“When did banks start failing again?” you might ask. “Should we start the Recession Watch back up?” No, banks fail more often than we realize. Guaranty is the fifth bank to fail so far in 2017.

The Milwaukee Journal-Sentinel reports that the bank was still dealing with after-effects of bad loans made during last decade’s housing crisis.

The government closed the bank late on Friday, with the OCC saying in a statement that “the bank had experienced substantial dissipation of assets or earnings due to unsafe or unsound practices,” and that Guaranty “was significantly undercapitalized and failed to submit a capital restoration plan acceptable to the OCC.”

Yet an investment banker told the Journal-Sentinel that his clients were planning to invest $100 million in the bank, which would have brought its levels of capital above the level needed to protect against loans gone bad. He called the shutdown “a horrendous case of government overreach,” and claimed that bank regulators were aware of the investment plan.

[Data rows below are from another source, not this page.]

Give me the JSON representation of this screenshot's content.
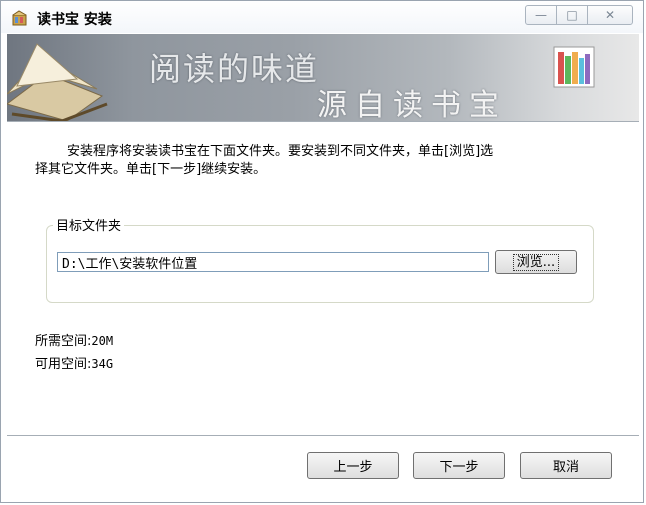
{
  "window": {
    "title": "读书宝 安装",
    "icon": "installer-app-icon",
    "controls": {
      "minimize": "minimize-icon",
      "maximize": "maximize-icon",
      "close": "close-icon"
    }
  },
  "banner": {
    "title": "阅读的味道",
    "subtitle": "源自读书宝"
  },
  "intro": {
    "line1": "安装程序将安装读书宝在下面文件夹。要安装到不同文件夹，单击[浏览]选",
    "line2": "择其它文件夹。单击[下一步]继续安装。"
  },
  "destination": {
    "legend": "目标文件夹",
    "path_value": "D:\\工作\\安装软件位置",
    "browse_label": "浏览..."
  },
  "space": {
    "required_label": "所需空间:",
    "required_value": "20M",
    "available_label": "可用空间:",
    "available_value": "34G"
  },
  "buttons": {
    "prev": "上一步",
    "next": "下一步",
    "cancel": "取消"
  }
}
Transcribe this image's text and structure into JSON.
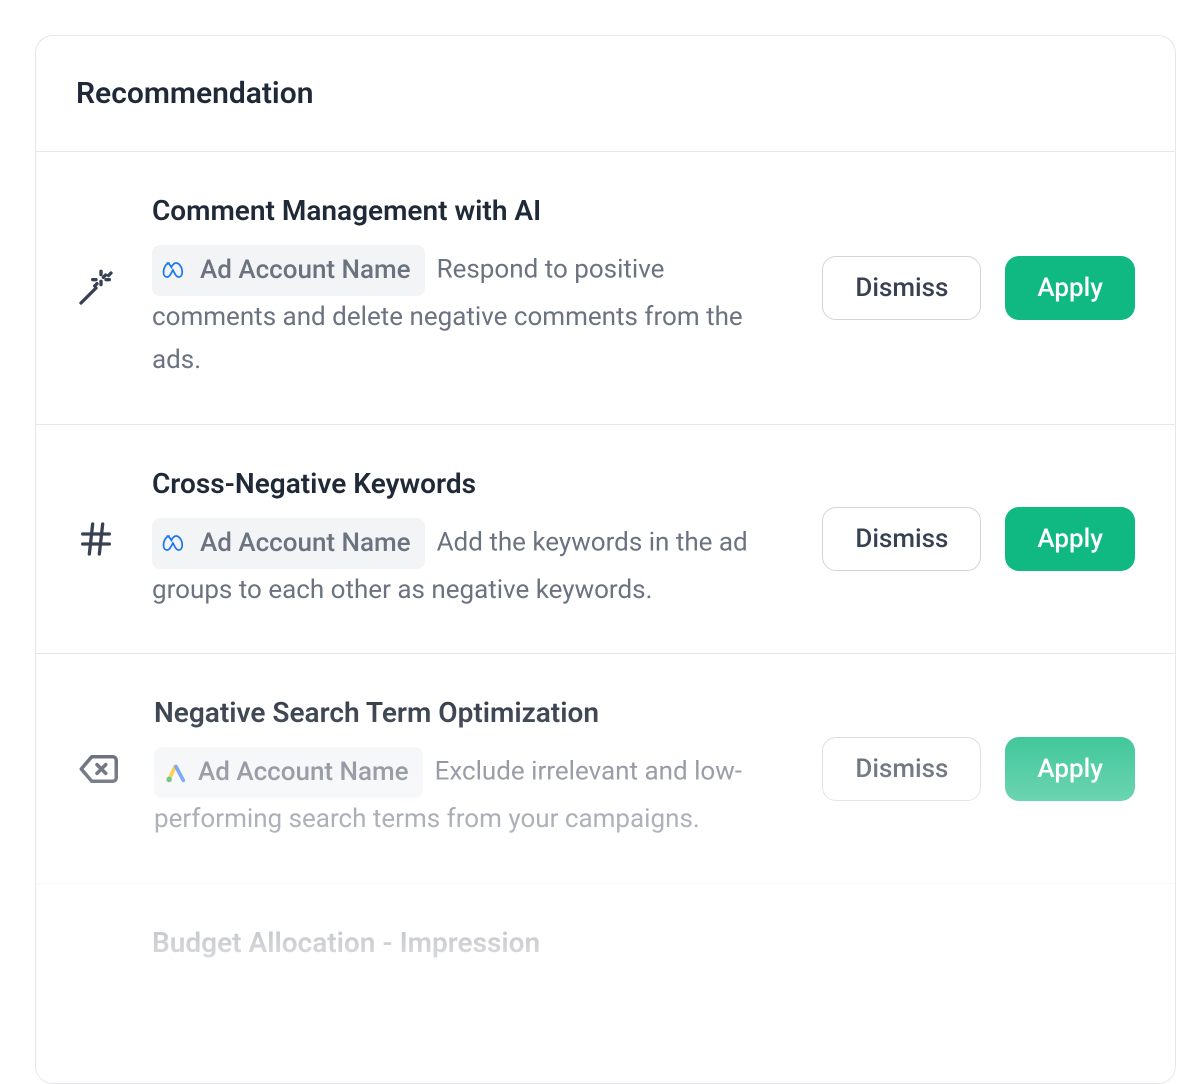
{
  "header": {
    "title": "Recommendation"
  },
  "actions": {
    "dismiss": "Dismiss",
    "apply": "Apply"
  },
  "recommendations": [
    {
      "icon": "magic-wand",
      "title": "Comment Management with AI",
      "account_platform": "meta",
      "account_name": "Ad Account Name",
      "description": "Respond to positive comments and delete negative comments from the ads."
    },
    {
      "icon": "hash",
      "title": "Cross-Negative Keywords",
      "account_platform": "meta",
      "account_name": "Ad Account Name",
      "description": "Add the keywords in the ad groups to each other as negative keywords."
    },
    {
      "icon": "delete-tag",
      "title": "Negative Search Term Optimization",
      "account_platform": "google-ads",
      "account_name": "Ad Account Name",
      "description": "Exclude irrelevant and low-performing search terms from your campaigns."
    }
  ],
  "partial": {
    "title": "Budget Allocation - Impression"
  }
}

The shutdown is done, though, and the Federal Deposit Insurance Corporation chose First Citizens Bank & Trust out of North Carolina to take over most of the assets and customers of Guaranty. However, customers aren’t happy about this, since the store-based branches will not re-open, and they were 105 of Guaranty’s 117 branches.

“There’s just no locations anywhere near us anymore,” one customer who traveled to a branch to close her account told TV station WITI. “It took about 35 minutes to get here.”

In Wisconsin, the state with 10 remaining branches, people reported waiting for an hour to get help on Monday morning. It wasn’t just the shutdown: The bank had gone from 48 locations in the state to 10 over the weekend, which meant that regular Monday-morning bank business transferred to the standalone branches too.

Former Best Bank customers in Georgia and Michigan are completely out of luck, since there were no standalone branches in their states at all.

If they decide to leave and choose a bank or credit union that actually has offices nearby, they will be allowed to withdraw their money from Guaranty accounts with no penalty. That includes certificates of deposit, as long as that money isn’t being used as collateral for a loan.

You don’t have to worry about any checks you have from Guaranty customers not being honored because of the change. Customers are also still able to use their debit cards and make loan payments, and make withdrawals from ATMs. Not the ones in Walmarts and grocery stores, though: Those have been shut down.

Want more consumer news? Visit our parent organization, Consumer Reports, for the latest on scams, recalls, and other consumer issues.